| WORK REQUIRED |
Go through the entries and copy every line that has the string "this" in it.

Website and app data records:
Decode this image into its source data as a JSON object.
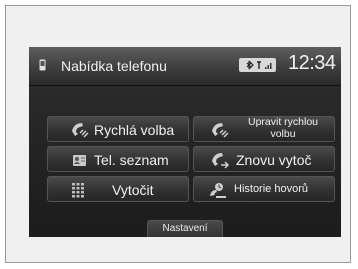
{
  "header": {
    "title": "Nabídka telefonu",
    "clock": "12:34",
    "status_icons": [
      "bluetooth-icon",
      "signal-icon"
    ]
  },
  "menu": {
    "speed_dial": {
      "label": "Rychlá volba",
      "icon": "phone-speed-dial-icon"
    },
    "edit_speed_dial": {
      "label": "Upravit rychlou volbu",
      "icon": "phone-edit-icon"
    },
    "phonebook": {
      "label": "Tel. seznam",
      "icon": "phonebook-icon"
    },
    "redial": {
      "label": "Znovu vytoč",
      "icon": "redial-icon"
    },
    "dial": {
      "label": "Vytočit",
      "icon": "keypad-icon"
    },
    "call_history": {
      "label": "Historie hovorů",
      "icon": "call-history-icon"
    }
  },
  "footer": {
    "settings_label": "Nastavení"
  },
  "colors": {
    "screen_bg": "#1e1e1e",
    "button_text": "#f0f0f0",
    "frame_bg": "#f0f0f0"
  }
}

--

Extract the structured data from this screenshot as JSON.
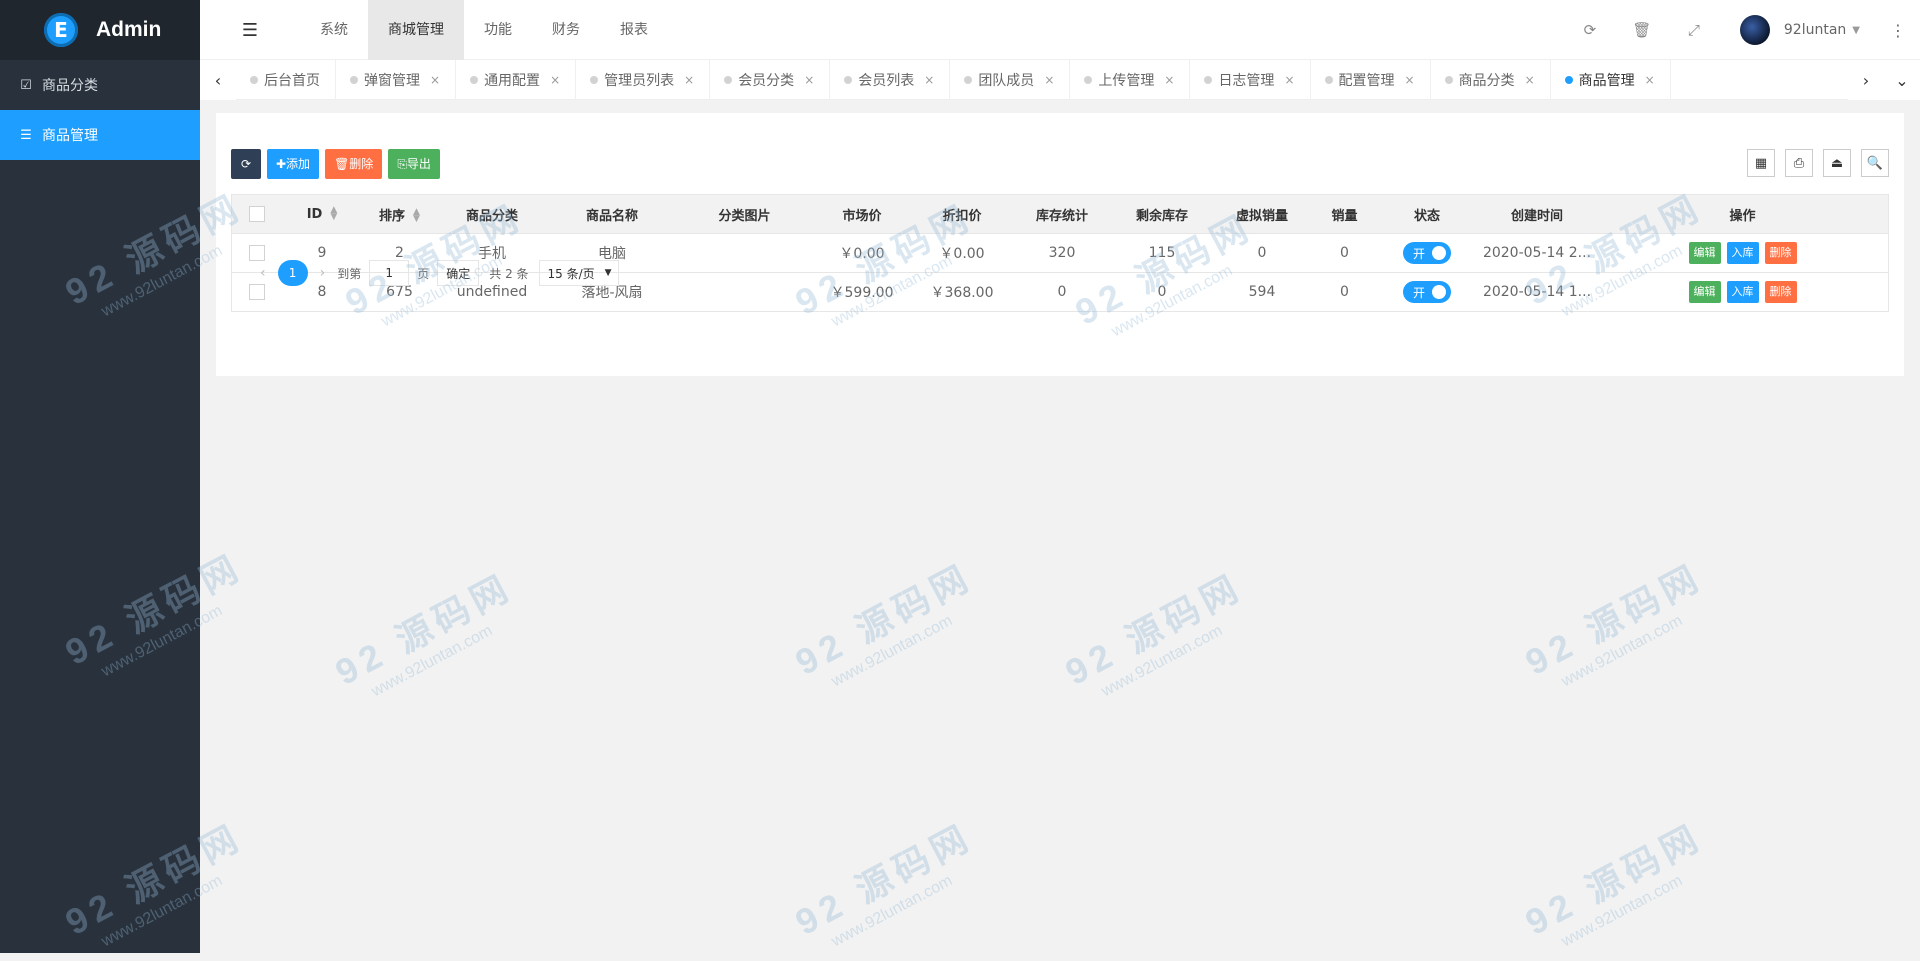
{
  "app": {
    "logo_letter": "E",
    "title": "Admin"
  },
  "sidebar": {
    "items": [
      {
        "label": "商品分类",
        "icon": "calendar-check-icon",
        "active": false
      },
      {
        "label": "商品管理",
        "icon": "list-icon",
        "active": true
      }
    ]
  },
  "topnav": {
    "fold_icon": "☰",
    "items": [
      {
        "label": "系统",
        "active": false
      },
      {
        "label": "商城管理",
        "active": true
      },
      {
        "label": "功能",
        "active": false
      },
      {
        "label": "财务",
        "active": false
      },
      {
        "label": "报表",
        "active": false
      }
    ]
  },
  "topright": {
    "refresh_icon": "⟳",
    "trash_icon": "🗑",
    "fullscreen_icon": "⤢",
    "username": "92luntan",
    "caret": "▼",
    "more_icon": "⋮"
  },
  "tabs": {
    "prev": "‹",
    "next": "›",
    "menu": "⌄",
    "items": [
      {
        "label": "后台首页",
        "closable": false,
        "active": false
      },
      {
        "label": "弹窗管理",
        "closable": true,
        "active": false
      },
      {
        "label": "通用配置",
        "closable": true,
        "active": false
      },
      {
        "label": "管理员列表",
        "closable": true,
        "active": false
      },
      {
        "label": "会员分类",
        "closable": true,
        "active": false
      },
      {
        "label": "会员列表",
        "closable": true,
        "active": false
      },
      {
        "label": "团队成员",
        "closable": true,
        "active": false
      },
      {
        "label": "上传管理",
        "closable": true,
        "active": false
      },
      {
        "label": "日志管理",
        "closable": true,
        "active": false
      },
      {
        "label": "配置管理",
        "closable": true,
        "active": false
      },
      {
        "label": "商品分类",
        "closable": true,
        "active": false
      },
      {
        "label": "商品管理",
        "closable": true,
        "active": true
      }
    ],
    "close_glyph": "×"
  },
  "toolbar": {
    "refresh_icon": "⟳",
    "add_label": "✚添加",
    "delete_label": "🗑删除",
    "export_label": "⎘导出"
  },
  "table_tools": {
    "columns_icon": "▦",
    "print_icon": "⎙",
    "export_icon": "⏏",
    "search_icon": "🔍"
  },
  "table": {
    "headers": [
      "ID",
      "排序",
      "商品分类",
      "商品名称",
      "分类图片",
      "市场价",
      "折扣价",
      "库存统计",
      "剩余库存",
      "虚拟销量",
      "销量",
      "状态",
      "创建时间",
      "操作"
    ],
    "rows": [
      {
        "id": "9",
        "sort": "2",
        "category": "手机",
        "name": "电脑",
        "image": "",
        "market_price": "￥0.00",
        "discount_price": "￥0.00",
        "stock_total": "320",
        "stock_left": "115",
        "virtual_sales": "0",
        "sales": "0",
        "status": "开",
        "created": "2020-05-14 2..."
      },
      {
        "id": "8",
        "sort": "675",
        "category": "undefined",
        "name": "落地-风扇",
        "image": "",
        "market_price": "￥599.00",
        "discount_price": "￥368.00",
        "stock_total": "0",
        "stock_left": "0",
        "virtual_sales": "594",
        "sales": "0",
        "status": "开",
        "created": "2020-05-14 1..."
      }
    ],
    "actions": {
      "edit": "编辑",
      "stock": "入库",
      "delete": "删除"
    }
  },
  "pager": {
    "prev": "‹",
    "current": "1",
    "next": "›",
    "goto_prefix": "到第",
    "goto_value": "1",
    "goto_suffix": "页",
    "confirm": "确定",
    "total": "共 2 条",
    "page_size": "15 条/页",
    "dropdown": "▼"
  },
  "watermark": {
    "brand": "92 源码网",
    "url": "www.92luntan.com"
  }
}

| TASK OUTPUT |
Decode this image into its source data as a JSON object.
Extract the structured data from this screenshot as JSON.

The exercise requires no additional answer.